Croat Candidates

When it comes to the Croat candidates, there are four choices. Martin Raguz has had a long political career, having been a member of the Croat Democratic Alliance, since the early 1990s, and has already served in the Federal government, and briefly as the member of the Presidency in the 1997-1998 period.

A second candidate, Zivko Budimir, is the current President of the Federation, which has had a dismal performance over the last years, provoking widespread social dissatisfaction and protests this February. Third, Dragan Covic, from the Croat Democratic Alliance, was already a member of the Presidency in the 2002-2005 period, but was dismissed by the Office of the High Representative, then run by the very active High Representative Paddy Ashdown. The final candidate is the relatively unknown Anto Popovic, from the newly-established Democratic Front and a candidate of the current member of the Presidency Zeljko Komsic.

Serb Candidates

Although there are three candidates from Republika Srpska, the real competition is between the current Prime Minister of RS, Dodik’s former interpreter and ally, Zeljka Cvijanovic, and an economist and former Prime Minister of RS and former Minister of Foreign Affairs, Mladen Ivanic. He lost the run-up for the Presidency during the last election, by only 1.6% of the votes, with claims of election fraud in the interest of Dodik’s candidate and current president, Nebojsa Radmanovic.

In the Serb entity, the election battle is also evident at the entity level, between current President Milorad Dodik, and opposition candidate Ognjen Tadic.

But Are These Elections Even Valid?

Although the campaign has been run aggressively, it seems that everyone has forgotten that the Council of Europe, and the international community have indicated that they may not recognise the results of the elections, because the discriminatory constitution, which forbids minorities from running the elections has not been changed, in spite of numerous deadlines given to Bosnia & Herzegovina.

In 2009, the Council of Europe ruled that the current regulations are based on discrimination against minorities, and are against the principle of the right to free elections. No progress has been made yet on the Sejdic-Finci case, and it remains one of the great obstacles for Bosnian democratic system, and certainly not the one that either Bosnian politicians, or the international community can resolve on their own.

Who Will Vote?

Election turnout in Bosnia has never been great, barely topping 50% during the 2012 elections. This year, although 3,278,908 voters have been registered – a slight increase over last year – it is not certain how many will vote. USAID has started a new election campaign to motivate the citizens to cast their votes; however, Bosnian citizens have often chosen to express their widespread disappointment by simply not turning out at the ballot box.

This year, those born after the war will also have the chance to vote for the first time. The big question is whether they will vote differently, or will they vote at all.

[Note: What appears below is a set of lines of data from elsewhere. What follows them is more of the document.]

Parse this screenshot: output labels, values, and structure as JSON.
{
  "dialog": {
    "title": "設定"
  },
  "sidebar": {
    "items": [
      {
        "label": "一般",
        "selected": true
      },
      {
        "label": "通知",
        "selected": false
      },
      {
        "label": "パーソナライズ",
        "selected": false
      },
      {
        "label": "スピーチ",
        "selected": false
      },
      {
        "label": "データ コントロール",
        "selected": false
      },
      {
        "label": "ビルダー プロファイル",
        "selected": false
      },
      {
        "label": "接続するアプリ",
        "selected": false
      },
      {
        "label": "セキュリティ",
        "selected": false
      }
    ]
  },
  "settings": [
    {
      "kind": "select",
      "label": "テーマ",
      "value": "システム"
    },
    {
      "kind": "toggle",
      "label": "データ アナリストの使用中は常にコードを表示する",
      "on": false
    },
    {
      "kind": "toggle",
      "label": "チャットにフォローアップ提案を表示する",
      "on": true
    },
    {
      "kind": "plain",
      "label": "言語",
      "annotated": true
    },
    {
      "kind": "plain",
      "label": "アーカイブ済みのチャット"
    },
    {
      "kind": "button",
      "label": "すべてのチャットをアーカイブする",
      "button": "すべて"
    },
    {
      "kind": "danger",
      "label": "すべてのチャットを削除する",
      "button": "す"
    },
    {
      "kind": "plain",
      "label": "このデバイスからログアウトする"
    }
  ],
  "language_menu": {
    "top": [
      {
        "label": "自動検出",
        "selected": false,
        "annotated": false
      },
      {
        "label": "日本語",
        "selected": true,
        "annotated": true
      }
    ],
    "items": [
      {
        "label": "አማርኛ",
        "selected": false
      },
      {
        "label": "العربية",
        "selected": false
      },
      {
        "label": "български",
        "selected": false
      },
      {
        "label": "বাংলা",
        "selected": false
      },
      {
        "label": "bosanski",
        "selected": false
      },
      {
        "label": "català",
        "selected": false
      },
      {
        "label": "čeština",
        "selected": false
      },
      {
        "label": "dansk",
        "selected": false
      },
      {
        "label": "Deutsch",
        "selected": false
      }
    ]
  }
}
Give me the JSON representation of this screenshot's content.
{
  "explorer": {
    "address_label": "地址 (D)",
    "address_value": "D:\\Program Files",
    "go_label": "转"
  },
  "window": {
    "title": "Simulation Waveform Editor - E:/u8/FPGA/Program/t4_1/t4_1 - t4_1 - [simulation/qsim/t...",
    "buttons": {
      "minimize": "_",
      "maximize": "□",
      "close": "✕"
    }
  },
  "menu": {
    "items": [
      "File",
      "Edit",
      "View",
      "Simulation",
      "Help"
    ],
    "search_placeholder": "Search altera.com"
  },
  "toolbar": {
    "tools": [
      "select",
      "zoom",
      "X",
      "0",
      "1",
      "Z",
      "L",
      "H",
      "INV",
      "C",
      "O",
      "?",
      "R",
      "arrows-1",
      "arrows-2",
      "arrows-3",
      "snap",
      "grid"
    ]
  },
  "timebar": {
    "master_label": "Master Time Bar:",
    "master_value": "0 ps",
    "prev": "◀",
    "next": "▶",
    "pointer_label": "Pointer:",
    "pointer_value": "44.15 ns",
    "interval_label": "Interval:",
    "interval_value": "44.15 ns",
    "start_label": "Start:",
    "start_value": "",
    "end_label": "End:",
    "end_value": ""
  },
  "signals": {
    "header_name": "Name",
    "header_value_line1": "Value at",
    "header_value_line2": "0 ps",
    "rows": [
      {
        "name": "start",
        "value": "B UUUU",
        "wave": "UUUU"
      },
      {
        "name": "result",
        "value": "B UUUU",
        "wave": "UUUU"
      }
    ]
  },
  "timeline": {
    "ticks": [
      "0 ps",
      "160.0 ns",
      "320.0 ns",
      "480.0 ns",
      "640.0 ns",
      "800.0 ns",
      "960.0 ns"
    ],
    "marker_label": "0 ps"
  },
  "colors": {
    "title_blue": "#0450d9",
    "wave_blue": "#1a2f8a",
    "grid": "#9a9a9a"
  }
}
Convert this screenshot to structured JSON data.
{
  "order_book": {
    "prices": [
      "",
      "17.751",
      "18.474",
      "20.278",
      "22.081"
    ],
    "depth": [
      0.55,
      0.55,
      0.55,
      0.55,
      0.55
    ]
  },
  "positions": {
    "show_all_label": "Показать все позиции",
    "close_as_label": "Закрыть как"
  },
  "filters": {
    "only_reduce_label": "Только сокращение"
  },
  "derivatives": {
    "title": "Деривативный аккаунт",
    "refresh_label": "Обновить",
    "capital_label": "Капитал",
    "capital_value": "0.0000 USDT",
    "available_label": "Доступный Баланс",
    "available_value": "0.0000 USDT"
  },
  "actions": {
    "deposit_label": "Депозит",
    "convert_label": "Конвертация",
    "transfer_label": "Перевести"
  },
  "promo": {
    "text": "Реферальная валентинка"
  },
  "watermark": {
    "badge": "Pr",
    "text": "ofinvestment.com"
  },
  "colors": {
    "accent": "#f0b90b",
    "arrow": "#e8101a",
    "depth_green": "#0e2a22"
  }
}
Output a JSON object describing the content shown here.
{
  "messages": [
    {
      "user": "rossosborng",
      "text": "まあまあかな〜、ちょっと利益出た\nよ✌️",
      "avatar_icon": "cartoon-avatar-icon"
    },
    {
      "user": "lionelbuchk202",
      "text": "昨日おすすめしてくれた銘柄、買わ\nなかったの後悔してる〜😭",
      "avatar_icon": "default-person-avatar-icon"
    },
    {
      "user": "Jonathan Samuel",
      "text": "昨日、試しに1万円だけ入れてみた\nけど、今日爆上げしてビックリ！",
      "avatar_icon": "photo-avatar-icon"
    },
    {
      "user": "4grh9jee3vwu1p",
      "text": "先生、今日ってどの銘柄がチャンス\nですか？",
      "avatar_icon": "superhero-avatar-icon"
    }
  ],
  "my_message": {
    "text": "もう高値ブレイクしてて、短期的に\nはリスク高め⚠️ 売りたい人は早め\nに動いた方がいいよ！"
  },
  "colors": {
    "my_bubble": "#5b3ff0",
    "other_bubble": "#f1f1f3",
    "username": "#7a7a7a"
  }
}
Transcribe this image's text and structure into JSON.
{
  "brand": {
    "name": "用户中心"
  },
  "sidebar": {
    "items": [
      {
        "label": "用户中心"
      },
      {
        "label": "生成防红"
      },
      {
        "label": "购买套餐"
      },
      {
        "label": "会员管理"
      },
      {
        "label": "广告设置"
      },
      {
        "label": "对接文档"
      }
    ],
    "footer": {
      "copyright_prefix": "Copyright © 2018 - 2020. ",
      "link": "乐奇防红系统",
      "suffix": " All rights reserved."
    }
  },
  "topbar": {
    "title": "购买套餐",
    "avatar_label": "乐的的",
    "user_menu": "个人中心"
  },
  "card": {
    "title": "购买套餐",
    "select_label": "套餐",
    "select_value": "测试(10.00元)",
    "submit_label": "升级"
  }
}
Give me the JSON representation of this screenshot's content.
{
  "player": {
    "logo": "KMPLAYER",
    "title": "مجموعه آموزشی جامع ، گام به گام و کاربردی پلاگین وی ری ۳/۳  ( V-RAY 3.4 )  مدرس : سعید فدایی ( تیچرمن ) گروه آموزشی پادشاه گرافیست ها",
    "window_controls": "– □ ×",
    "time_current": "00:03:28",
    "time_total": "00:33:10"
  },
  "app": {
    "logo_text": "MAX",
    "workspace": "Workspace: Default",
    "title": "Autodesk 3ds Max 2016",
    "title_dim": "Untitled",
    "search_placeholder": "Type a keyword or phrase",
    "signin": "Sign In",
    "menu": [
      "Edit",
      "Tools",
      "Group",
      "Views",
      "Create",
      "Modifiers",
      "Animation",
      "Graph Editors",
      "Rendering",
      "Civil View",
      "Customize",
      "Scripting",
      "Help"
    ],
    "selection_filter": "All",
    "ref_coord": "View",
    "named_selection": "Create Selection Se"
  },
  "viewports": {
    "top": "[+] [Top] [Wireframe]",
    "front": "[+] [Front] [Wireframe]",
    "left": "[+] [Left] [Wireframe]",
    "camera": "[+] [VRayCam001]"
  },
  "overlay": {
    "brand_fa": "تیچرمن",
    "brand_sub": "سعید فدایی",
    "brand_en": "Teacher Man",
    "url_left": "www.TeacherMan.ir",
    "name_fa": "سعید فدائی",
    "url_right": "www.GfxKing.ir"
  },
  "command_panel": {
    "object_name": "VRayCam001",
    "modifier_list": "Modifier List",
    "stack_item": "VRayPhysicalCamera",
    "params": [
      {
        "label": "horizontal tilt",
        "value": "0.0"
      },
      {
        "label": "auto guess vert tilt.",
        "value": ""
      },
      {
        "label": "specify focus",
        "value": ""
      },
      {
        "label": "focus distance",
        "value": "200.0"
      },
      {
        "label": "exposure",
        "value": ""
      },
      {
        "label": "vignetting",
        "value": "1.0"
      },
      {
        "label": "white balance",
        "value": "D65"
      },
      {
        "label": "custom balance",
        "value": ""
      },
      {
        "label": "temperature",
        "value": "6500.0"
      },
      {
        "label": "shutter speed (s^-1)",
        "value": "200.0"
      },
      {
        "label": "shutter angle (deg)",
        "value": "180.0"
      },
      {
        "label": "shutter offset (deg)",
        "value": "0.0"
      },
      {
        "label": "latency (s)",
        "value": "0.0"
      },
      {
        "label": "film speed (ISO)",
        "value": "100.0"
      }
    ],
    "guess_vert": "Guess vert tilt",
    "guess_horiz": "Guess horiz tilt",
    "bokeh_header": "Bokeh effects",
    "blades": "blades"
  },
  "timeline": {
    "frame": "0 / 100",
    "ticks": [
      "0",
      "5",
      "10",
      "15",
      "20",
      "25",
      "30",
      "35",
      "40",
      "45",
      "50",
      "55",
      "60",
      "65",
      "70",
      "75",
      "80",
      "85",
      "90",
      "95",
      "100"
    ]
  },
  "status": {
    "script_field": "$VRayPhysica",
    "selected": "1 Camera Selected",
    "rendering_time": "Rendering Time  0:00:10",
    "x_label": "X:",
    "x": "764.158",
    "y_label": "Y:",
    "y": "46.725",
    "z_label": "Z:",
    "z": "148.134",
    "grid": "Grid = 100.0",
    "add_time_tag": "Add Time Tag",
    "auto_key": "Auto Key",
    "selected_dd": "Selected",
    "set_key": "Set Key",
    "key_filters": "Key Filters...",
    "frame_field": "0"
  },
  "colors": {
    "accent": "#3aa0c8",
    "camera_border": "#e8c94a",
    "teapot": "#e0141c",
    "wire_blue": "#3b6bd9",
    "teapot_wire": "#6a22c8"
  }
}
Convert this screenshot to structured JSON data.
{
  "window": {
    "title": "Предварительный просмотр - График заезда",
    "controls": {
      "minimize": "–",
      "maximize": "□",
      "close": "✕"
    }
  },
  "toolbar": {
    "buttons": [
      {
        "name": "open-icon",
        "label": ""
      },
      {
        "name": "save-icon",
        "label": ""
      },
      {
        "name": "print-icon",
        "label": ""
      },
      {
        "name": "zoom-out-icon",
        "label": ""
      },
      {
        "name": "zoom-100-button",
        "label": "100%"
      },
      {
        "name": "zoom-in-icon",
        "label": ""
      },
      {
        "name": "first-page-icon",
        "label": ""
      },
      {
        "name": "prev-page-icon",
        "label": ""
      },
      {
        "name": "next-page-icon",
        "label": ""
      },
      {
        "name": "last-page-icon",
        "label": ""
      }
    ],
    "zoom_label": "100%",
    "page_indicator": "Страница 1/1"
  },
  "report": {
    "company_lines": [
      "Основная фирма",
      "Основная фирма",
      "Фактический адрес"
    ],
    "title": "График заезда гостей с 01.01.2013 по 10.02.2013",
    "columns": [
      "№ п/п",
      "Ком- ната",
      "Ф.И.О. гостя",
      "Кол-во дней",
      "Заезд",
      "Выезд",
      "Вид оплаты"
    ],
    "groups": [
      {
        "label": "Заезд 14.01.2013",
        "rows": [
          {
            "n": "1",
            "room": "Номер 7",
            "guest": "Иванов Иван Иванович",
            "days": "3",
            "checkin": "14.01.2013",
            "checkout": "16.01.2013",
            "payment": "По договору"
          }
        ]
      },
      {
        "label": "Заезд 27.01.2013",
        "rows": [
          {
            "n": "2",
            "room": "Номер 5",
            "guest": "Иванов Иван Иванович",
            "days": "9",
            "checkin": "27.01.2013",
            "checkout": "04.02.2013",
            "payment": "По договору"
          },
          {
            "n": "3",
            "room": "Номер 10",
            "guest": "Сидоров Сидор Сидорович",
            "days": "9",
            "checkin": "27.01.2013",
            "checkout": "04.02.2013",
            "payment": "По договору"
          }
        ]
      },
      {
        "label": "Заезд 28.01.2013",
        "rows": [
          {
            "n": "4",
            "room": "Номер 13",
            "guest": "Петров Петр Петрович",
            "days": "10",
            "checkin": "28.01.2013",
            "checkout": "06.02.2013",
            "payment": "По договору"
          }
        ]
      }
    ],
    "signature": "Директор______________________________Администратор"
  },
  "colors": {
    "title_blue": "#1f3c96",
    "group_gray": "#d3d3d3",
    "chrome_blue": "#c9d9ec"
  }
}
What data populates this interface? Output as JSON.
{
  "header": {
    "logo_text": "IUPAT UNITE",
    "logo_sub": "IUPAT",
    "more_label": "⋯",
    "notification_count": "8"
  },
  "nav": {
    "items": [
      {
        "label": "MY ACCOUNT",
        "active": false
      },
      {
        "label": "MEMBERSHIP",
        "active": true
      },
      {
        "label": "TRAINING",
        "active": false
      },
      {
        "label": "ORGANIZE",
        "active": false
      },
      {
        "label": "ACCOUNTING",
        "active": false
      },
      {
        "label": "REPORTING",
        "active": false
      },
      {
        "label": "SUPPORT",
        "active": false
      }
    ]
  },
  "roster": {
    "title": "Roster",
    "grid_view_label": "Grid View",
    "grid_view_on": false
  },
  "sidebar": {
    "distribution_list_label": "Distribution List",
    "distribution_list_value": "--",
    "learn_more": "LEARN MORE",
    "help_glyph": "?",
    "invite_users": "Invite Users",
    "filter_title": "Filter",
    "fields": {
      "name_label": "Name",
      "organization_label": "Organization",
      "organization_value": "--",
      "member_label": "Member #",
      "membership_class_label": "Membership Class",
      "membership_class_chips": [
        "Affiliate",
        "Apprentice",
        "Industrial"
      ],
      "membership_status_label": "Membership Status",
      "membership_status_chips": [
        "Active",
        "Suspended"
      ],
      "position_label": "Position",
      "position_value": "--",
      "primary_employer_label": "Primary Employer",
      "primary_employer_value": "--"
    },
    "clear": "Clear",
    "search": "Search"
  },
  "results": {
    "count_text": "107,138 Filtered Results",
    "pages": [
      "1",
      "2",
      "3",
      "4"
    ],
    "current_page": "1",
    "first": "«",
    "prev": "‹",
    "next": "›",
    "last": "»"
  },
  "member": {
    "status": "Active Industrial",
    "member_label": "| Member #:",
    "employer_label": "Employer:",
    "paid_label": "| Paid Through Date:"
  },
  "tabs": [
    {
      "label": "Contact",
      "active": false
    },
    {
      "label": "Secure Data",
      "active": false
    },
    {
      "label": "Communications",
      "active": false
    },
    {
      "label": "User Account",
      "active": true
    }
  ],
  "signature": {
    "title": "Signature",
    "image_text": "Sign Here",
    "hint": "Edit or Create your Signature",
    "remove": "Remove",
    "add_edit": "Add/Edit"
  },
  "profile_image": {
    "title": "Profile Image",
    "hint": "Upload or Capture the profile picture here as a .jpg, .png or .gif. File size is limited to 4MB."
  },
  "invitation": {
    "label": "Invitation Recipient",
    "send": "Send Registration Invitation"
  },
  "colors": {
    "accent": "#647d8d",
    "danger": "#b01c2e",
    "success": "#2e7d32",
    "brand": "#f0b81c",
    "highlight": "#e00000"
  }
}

In light of the social protests which shook the country this February, and the lack of government response during the floods this spring, there is an increasing hope that the population will, this time, actually go to the polls.

It is important to remember that just by simply changing the faces in political office, the system itself, and the constitutional and institutional muddle that Bosnia is in, will not automatically change, but that the actual reforms will depend on the elected candidates’ commitment to the betterment and their willingness to cooperate. However, in a country like Bosnia & Herzegovina, the reforms will also have to include balancing the various foreign interests vested in the Dayton Peace Agreement with consideration for Bosnia’s potential EU future.